# Covering the disk with a family of infinite total measure

Let $$(U_n)_n$$ be an arbitrary sequence of open subsets of the unit disk $$D(0,1)\subseteq \mathbb{R}^2$$ s.t. $$\sum_{n=0}^\infty \lambda(U_n)=\infty$$ (where $$\lambda$$ is the Lebesgue measure). Does there exist a sequence $$(q_n)_n$$ in $$\mathbb{R}^2$$ s.t. $$D(0,1) \subseteq \bigcup_{n=0}^\infty (q_n+U_n)$$?

With the notation $$q_n+U_n$$, I mean $$q_n+U_n:=\{x\in \mathbb{R}^2|x-q_n\in U_n\}$$

EDIT: Fedor Petrov was quick to find an easy answer to this one and I'm forced to accept it. His method doesn't hold up though if I additionally demand that all the $$U_n$$ are convex.

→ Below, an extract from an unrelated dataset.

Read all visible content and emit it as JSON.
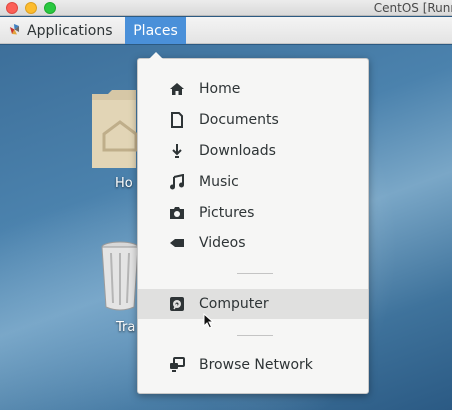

So, submissions with a take on such a related question are still welcome (although I'll not be able to reward your submission with a "accepted answer" badge)

UPDATE: Acting on popular request, I've reposted the revised question over here.

• It looks reasonable to ask a separate question for convex sets. – Fedor Petrov Nov 10 '19 at 8:30
• By Fritz John's theorem, the question involving convex sets is the same as requiring that all of the $U_n$ be open ellipses (or rectangular boxes - not necessarily coordinate aligned) – Anthony Quas Nov 10 '19 at 14:04
• . . . and then you can assume for each $\epsilon \gt 0$ that they're aligned within $\epsilon$ if that helps. – Noam D. Elkies Nov 10 '19 at 15:40
• @FedorPetrov: there is now another question circulating mathoverflow.net/questions/345706/… – Thibaut Demaerel Nov 10 '19 at 18:17

No even in dimension 1 (and multiplying the example for $$\mathbb{R}$$ by the small segment you get a counterexample in $$\mathbb{R}^2$$).
Take the set $$A_n\subset \mathbb{R}$$ defined as $$\bigcup_{k\in \mathbb{Z}} (2k\cdot 10^{-n},(2k+1)\cdot 10^{-n})$$. I claim that there exists no finite family of translates $$\bigcup_{n=1}^\infty (A_n+q_n)$$ which covers $$[0,1]$$. Indeed, we may recursively find a nested family segments $$[0,1]\supset \Delta_1\supset \Delta_2\ldots$$ such that length of $$\Delta_i$$ equals $$10^{-i}$$ and $$\Delta_i\cap (A_i+q_i)=\emptyset$$. The intersection of $$\Delta_i$$'s is not covered by our translates.
Now if $$U_n=[0,1]\cap A_n$$, the measures of $$U_n$$ are bounded from below.